Gillette had built a few popular applications, including Shoes, a tool kit for building graphical applications with the Ruby programming language, and an interactive tutorial for teaching kids to code. It would have been a shame for the community to lose those projects — and luckily, they didn’t. Since many developers had copies of Gillette’s code, they were able to resurrect them.
That’s the beauty of open source. Because open source licenses allow anyone to modify and redistribute the code of a project, any developer can pick up where a creator left off. Many well known open source applications have been developed this way. WordPress, the popular blogging platform that WIRED and many other websites use, is actually a continuation of a discontinued project called b2.

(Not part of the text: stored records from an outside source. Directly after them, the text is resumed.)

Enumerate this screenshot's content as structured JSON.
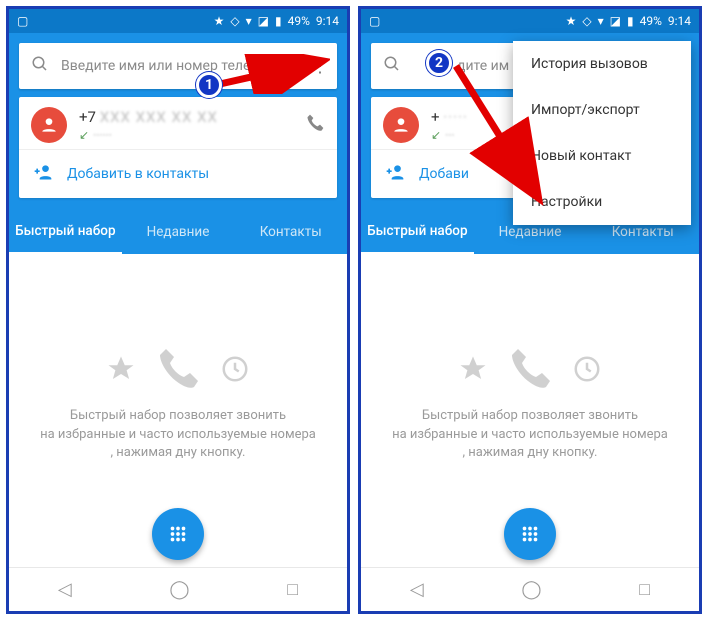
{
  "statusbar": {
    "battery": "49%",
    "time": "9:14"
  },
  "search": {
    "placeholder": "Введите имя или номер телеф",
    "placeholder_cut": "дите им"
  },
  "recent": {
    "number_prefix": "+7",
    "number_prefix2": "+",
    "number_blur": "XXX XXX XX XX",
    "incoming_mark": "↙",
    "sub_blur": "······",
    "add_label": "Добавить в контакты",
    "add_label2": "Добави"
  },
  "tabs": {
    "speed": "Быстрый набор",
    "recent": "Недавние",
    "contacts": "Контакты"
  },
  "empty": {
    "line1": "Быстрый набор позволяет звонить",
    "line2": "на избранные и часто используемые номера",
    "line3": ", нажимая                  дну кнопку."
  },
  "menu": {
    "history": "История вызовов",
    "import": "Импорт/экспорт",
    "newcontact": "Новый контакт",
    "settings": "Настройки"
  },
  "badges": {
    "b1": "1",
    "b2": "2"
  }
}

The trouble is that it’s not always easy to find a project’s decedents. That’s why Belgian developer Schutz Yannick decided to build Forked, a site for finding alternate, actively maintained versions of abandoned open source projects.